International Guild of Knot Tyers

Colin Byfleet

Growing up in Harrow, north-west London, I enjoyed an excellently-run Scout group where knotting and lashings were enthusiastically taught and used. We even had a precious copy of Ashley, although I little realised its importance at that time. Distractions followed (girls and exams) and knotting took a back seat. Learning to sail on a gravel-pit lake at St Ives in Cambridge brought them back to fore for a while. More dinghy sailing in the fairly protected waters off Vancouver, whilst at the University of British Columbia, was followed by a few similar forays in the Solent.ColinByfleetLR

Thirty busy years of work, family etc. followed and knotting again disappeared into the background until involvement with the now sadly-defunct Exeter Maritime Museum, via my wife, Jackie, began in the mid-1990s. A visit to the maritime festival Brest 2000 brought us into contact with Ken Yalden and members of the Solent branch at their popular demonstration stand. We joined the Guild very soon thereafter and have enjoyed being members ever since.

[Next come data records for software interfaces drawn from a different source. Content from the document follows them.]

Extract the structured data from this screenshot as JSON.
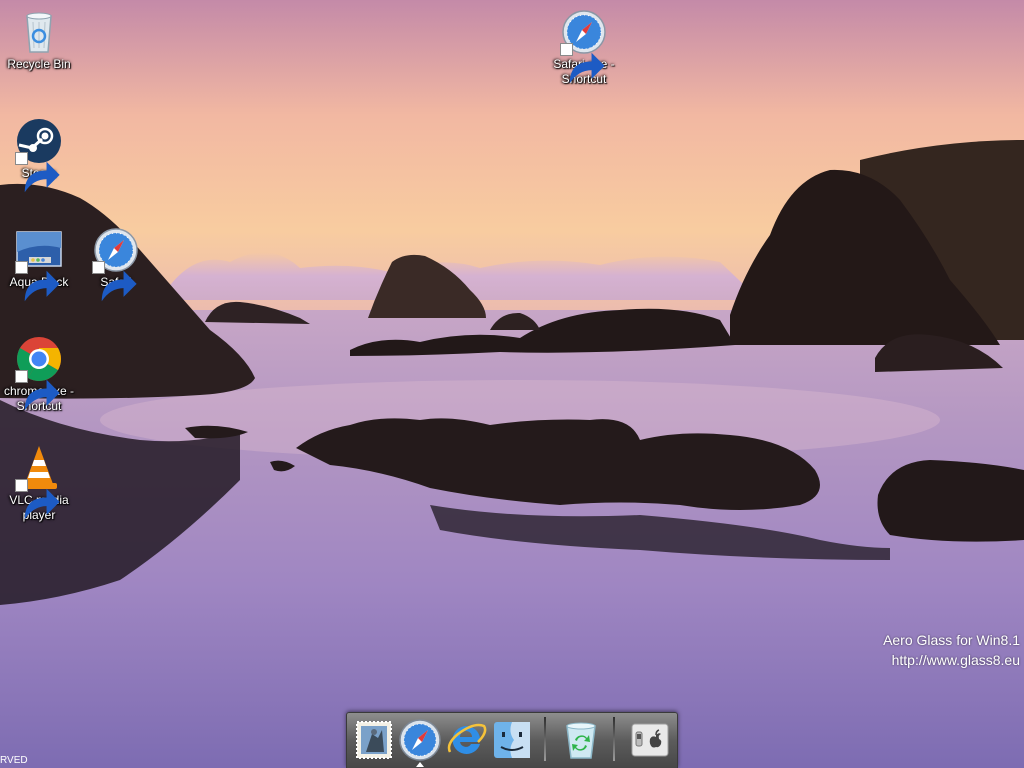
{
  "desktop": {
    "icons": [
      {
        "id": "recycle-bin",
        "label": "Recycle Bin",
        "icon": "recycle-bin-icon"
      },
      {
        "id": "steam",
        "label": "Steam",
        "icon": "steam-icon"
      },
      {
        "id": "aqua-dock",
        "label": "Aqua Dock",
        "icon": "aqua-dock-icon"
      },
      {
        "id": "safari",
        "label": "Safari",
        "icon": "safari-icon"
      },
      {
        "id": "chrome",
        "label": "chrome.exe - Shortcut",
        "icon": "chrome-icon"
      },
      {
        "id": "vlc",
        "label": "VLC media player",
        "icon": "vlc-icon"
      },
      {
        "id": "safari-exe",
        "label": "Safari.exe - Shortcut",
        "icon": "safari-icon"
      }
    ]
  },
  "watermark": {
    "line1": "Aero Glass for Win8.1",
    "line2": "http://www.glass8.eu"
  },
  "bottom_left_text": "RVED",
  "dock": {
    "items": [
      {
        "id": "mail",
        "icon": "mail-stamp-icon"
      },
      {
        "id": "safari",
        "icon": "safari-compass-icon",
        "running": true
      },
      {
        "id": "internet-explorer",
        "icon": "internet-explorer-icon"
      },
      {
        "id": "finder",
        "icon": "finder-icon"
      },
      {
        "id": "recycle-bin",
        "icon": "trash-recycle-icon"
      },
      {
        "id": "system",
        "icon": "apple-switch-icon"
      }
    ]
  },
  "colors": {
    "sky_top": "#c88aa8",
    "sky_mid": "#f7c29e",
    "water": "#8b78b8",
    "rock": "#2a1f22"
  }
}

Partial retirement in 2003 was followed by several years working in Tallahassee, Florida and we managed only two meetings (Beale Park, UK 2005 and Charleston, SC, USA 2007) until we returned to Devon in summer 2009. 

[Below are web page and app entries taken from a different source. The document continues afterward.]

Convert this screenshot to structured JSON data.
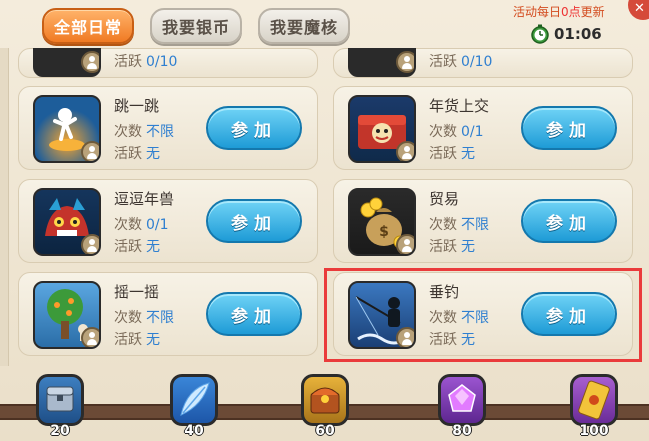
{
  "tabs": [
    {
      "label": "全部日常",
      "active": true
    },
    {
      "label": "我要银币",
      "active": false
    },
    {
      "label": "我要魔核",
      "active": false
    }
  ],
  "refresh_notice": {
    "prefix": "活动每日",
    "time": "0点",
    "suffix": "更新"
  },
  "timer": "01:06",
  "labels": {
    "count": "次数",
    "activity": "活跃",
    "join": "参加"
  },
  "top_partial": [
    {
      "activity_value": "0/10"
    },
    {
      "activity_value": "0/10"
    }
  ],
  "activities": [
    {
      "name": "跳一跳",
      "count": "不限",
      "activity": "无",
      "icon": "jump-icon",
      "color": "#2d8fd1"
    },
    {
      "name": "年货上交",
      "count": "0/1",
      "activity": "无",
      "icon": "new-year-goods-icon",
      "color": "#c23a2a"
    },
    {
      "name": "逗逗年兽",
      "count": "0/1",
      "activity": "无",
      "icon": "nian-beast-icon",
      "color": "#1d4f7a"
    },
    {
      "name": "贸易",
      "count": "不限",
      "activity": "无",
      "icon": "trade-coins-icon",
      "color": "#2a2a2a"
    },
    {
      "name": "摇一摇",
      "count": "不限",
      "activity": "无",
      "icon": "shake-tree-icon",
      "color": "#4a8fd0"
    },
    {
      "name": "垂钓",
      "count": "不限",
      "activity": "无",
      "icon": "fishing-icon",
      "color": "#2e6fb0"
    }
  ],
  "rewards": [
    {
      "value": "20",
      "icon": "silver-chest-icon",
      "color": "#3b6fa8"
    },
    {
      "value": "40",
      "icon": "feather-icon",
      "color": "#2c6fd0"
    },
    {
      "value": "60",
      "icon": "gold-chest-icon",
      "color": "#c08a1d"
    },
    {
      "value": "80",
      "icon": "purple-gem-icon",
      "color": "#7a3fb0"
    },
    {
      "value": "100",
      "icon": "golden-ticket-icon",
      "color": "#8a3fb0"
    }
  ]
}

I was then very foolish and replied to a request in Knotting Matters for a new Supplies Secretary - and was given the job, purely through the lack of competition. At the 2010 meeting in Weston-super-Mare I was cajoled onto the Council and discovered the inner workings of the Guild. The following year, at the meeting in Coventry, I was asked to succeed Dan Machowski as President, an honour for which I was ill-prepared, especially since our long-standing Treasurer and Secretary both finished their time in office at the same meeting. At the end of the formal AGM neither post was filled and I am immensely grateful to Ian Schofield and Margaret Boggs who stepped in to save the day. Ian has held the job ever since and is to retire this May (2017).

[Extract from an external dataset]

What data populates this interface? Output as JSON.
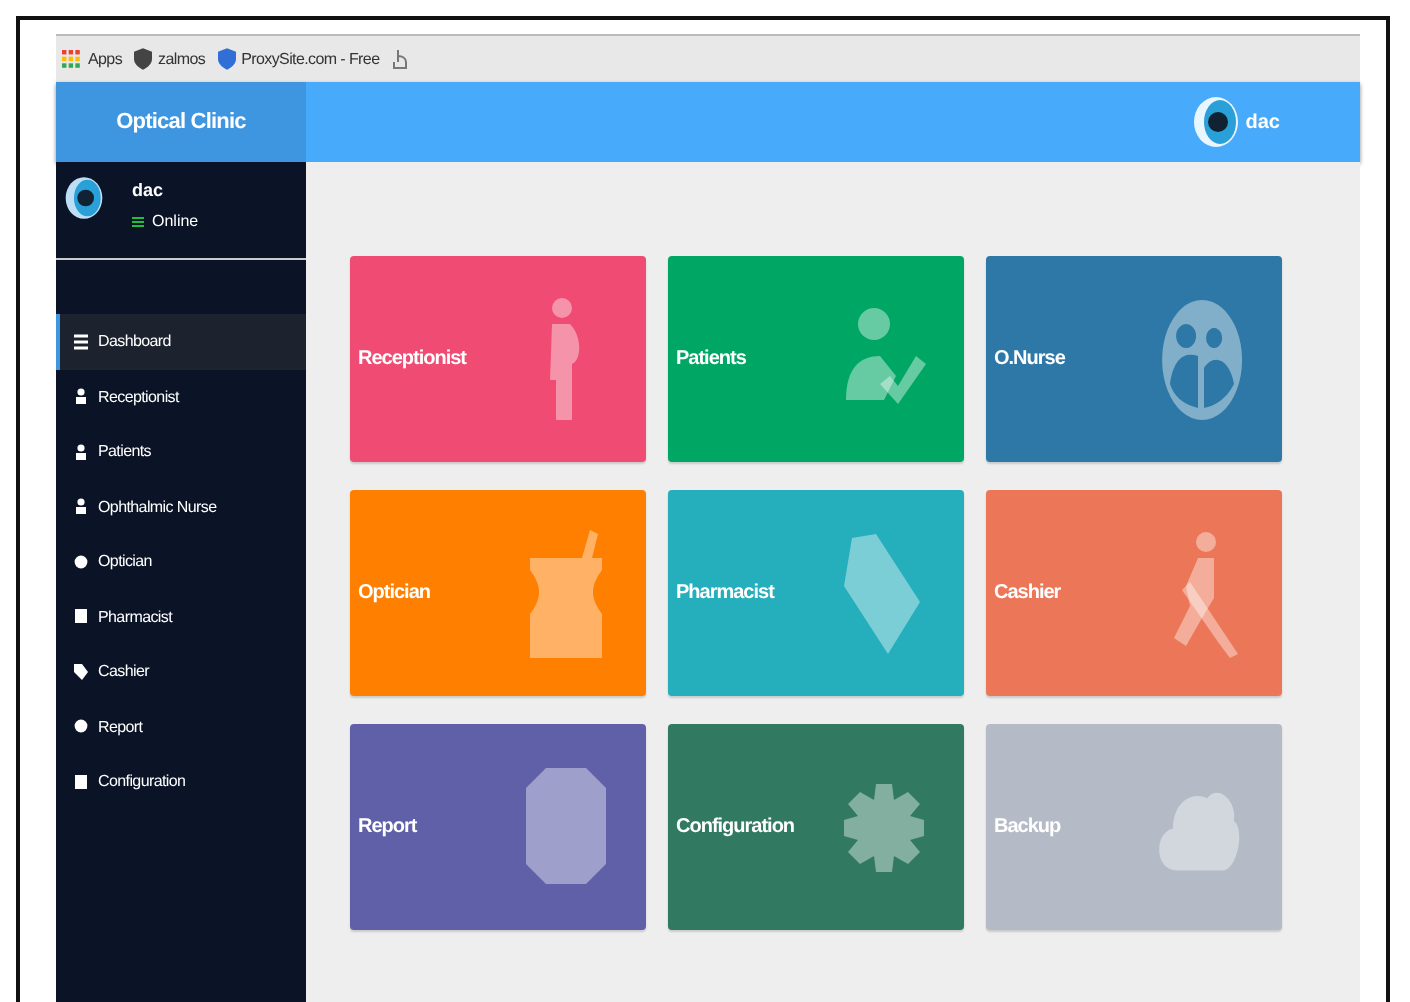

I am pleased that the re-organisation into Council of Trustees and Executive Committee, forced upon us by our status as a Registered Charity, and which caused a great deal of heart-searching and discussion, has gone well and now seems to be running smoothly.

Following the Autumn meeting in Sweden in 2010, I became interested in circular mats and their mathematical analysis. I was wheel-chaired around Karlskrona’s cobbles by Knut Buttgereit, as I had a piece of detached cartilage in my knee. Whilst recovering from repair surgery and being rather immobile, I was able to sit and make many of the mats which formed the basis of the articles in Knotting Matters last year.

Following a career as a chemical physicist, my time with the Guild has taken Jackie and me to many really interesting meeting places and, more importantly, put us in contact with very many splendid colleagues. I think the Guild is quite the friendliest organisation I know and I am delighted to have been a small part of it.